DATA FOR THE TASK START

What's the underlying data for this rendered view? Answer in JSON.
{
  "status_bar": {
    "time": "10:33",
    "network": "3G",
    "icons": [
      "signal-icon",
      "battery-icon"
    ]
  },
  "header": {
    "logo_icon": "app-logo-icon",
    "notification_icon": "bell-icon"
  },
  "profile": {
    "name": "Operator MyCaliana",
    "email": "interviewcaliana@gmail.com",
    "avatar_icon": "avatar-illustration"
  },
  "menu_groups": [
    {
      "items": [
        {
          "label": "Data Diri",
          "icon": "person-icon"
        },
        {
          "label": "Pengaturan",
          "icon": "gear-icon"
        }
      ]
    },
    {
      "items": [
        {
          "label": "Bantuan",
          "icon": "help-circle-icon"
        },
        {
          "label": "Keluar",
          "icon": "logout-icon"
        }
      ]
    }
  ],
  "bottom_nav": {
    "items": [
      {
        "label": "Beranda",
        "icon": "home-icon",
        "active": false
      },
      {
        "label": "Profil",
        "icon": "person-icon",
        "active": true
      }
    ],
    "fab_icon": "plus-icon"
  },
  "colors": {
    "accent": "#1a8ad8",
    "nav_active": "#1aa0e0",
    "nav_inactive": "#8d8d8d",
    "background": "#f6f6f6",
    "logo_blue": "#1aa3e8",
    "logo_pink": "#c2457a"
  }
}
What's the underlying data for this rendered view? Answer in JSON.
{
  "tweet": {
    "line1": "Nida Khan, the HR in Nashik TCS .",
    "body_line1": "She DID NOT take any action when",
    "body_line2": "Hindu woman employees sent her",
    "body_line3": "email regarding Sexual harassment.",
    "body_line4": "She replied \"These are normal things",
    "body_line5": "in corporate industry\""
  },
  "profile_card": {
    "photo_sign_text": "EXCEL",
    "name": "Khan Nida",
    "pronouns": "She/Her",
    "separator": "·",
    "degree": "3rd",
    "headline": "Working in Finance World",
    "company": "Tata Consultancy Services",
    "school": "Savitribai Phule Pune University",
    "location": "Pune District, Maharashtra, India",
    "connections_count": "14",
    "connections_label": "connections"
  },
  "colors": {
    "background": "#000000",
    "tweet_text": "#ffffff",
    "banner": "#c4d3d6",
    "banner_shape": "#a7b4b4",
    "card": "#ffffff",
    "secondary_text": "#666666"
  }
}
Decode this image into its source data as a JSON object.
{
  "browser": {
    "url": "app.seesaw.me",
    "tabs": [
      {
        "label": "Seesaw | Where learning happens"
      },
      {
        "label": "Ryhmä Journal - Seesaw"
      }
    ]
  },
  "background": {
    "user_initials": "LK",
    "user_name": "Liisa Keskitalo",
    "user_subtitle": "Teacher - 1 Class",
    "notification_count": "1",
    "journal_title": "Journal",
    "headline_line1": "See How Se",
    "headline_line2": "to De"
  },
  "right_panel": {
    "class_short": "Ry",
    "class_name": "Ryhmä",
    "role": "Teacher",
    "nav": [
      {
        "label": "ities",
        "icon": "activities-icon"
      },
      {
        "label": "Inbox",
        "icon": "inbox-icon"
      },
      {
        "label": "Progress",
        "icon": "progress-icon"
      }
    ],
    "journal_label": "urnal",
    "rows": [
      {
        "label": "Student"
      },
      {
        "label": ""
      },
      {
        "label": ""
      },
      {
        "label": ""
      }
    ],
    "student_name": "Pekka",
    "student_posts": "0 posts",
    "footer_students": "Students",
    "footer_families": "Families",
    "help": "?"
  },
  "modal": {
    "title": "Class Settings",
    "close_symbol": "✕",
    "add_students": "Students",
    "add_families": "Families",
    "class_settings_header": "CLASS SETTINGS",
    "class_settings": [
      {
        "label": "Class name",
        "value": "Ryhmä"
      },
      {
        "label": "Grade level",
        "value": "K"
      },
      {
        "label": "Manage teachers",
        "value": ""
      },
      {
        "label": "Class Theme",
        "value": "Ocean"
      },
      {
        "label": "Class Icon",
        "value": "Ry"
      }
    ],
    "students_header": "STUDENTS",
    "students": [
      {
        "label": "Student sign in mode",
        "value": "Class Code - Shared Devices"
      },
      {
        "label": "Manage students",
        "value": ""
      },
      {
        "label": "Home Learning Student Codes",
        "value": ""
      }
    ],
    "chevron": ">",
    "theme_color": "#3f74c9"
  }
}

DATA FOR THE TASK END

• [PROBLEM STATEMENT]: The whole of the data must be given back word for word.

• [OUTPUT BELOW]:
What's the underlying data for this rendered view? Answer in JSON.
{
  "status_bar": {
    "time": "10:33",
    "network": "3G",
    "icons": [
      "signal-icon",
      "battery-icon"
    ]
  },
  "header": {
    "logo_icon": "app-logo-icon",
    "notification_icon": "bell-icon"
  },
  "profile": {
    "name": "Operator MyCaliana",
    "email": "interviewcaliana@gmail.com",
    "avatar_icon": "avatar-illustration"
  },
  "menu_groups": [
    {
      "items": [
        {
          "label": "Data Diri",
          "icon": "person-icon"
        },
        {
          "label": "Pengaturan",
          "icon": "gear-icon"
        }
      ]
    },
    {
      "items": [
        {
          "label": "Bantuan",
          "icon": "help-circle-icon"
        },
        {
          "label": "Keluar",
          "icon": "logout-icon"
        }
      ]
    }
  ],
  "bottom_nav": {
    "items": [
      {
        "label": "Beranda",
        "icon": "home-icon",
        "active": false
      },
      {
        "label": "Profil",
        "icon": "person-icon",
        "active": true
      }
    ],
    "fab_icon": "plus-icon"
  },
  "colors": {
    "accent": "#1a8ad8",
    "nav_active": "#1aa0e0",
    "nav_inactive": "#8d8d8d",
    "background": "#f6f6f6",
    "logo_blue": "#1aa3e8",
    "logo_pink": "#c2457a"
  }
}
What's the underlying data for this rendered view? Answer in JSON.
{
  "tweet": {
    "line1": "Nida Khan, the HR in Nashik TCS .",
    "body_line1": "She DID NOT take any action when",
    "body_line2": "Hindu woman employees sent her",
    "body_line3": "email regarding Sexual harassment.",
    "body_line4": "She replied \"These are normal things",
    "body_line5": "in corporate industry\""
  },
  "profile_card": {
    "photo_sign_text": "EXCEL",
    "name": "Khan Nida",
    "pronouns": "She/Her",
    "separator": "·",
    "degree": "3rd",
    "headline": "Working in Finance World",
    "company": "Tata Consultancy Services",
    "school": "Savitribai Phule Pune University",
    "location": "Pune District, Maharashtra, India",
    "connections_count": "14",
    "connections_label": "connections"
  },
  "colors": {
    "background": "#000000",
    "tweet_text": "#ffffff",
    "banner": "#c4d3d6",
    "banner_shape": "#a7b4b4",
    "card": "#ffffff",
    "secondary_text": "#666666"
  }
}
Decode this image into its source data as a JSON object.
{
  "browser": {
    "url": "app.seesaw.me",
    "tabs": [
      {
        "label": "Seesaw | Where learning happens"
      },
      {
        "label": "Ryhmä Journal - Seesaw"
      }
    ]
  },
  "background": {
    "user_initials": "LK",
    "user_name": "Liisa Keskitalo",
    "user_subtitle": "Teacher - 1 Class",
    "notification_count": "1",
    "journal_title": "Journal",
    "headline_line1": "See How Se",
    "headline_line2": "to De"
  },
  "right_panel": {
    "class_short": "Ry",
    "class_name": "Ryhmä",
    "role": "Teacher",
    "nav": [
      {
        "label": "ities",
        "icon": "activities-icon"
      },
      {
        "label": "Inbox",
        "icon": "inbox-icon"
      },
      {
        "label": "Progress",
        "icon": "progress-icon"
      }
    ],
    "journal_label": "urnal",
    "rows": [
      {
        "label": "Student"
      },
      {
        "label": ""
      },
      {
        "label": ""
      },
      {
        "label": ""
      }
    ],
    "student_name": "Pekka",
    "student_posts": "0 posts",
    "footer_students": "Students",
    "footer_families": "Families",
    "help": "?"
  },
  "modal": {
    "title": "Class Settings",
    "close_symbol": "✕",
    "add_students": "Students",
    "add_families": "Families",
    "class_settings_header": "CLASS SETTINGS",
    "class_settings": [
      {
        "label": "Class name",
        "value": "Ryhmä"
      },
      {
        "label": "Grade level",
        "value": "K"
      },
      {
        "label": "Manage teachers",
        "value": ""
      },
      {
        "label": "Class Theme",
        "value": "Ocean"
      },
      {
        "label": "Class Icon",
        "value": "Ry"
      }
    ],
    "students_header": "STUDENTS",
    "students": [
      {
        "label": "Student sign in mode",
        "value": "Class Code - Shared Devices"
      },
      {
        "label": "Manage students",
        "value": ""
      },
      {
        "label": "Home Learning Student Codes",
        "value": ""
      }
    ],
    "chevron": ">",
    "theme_color": "#3f74c9"
  }
}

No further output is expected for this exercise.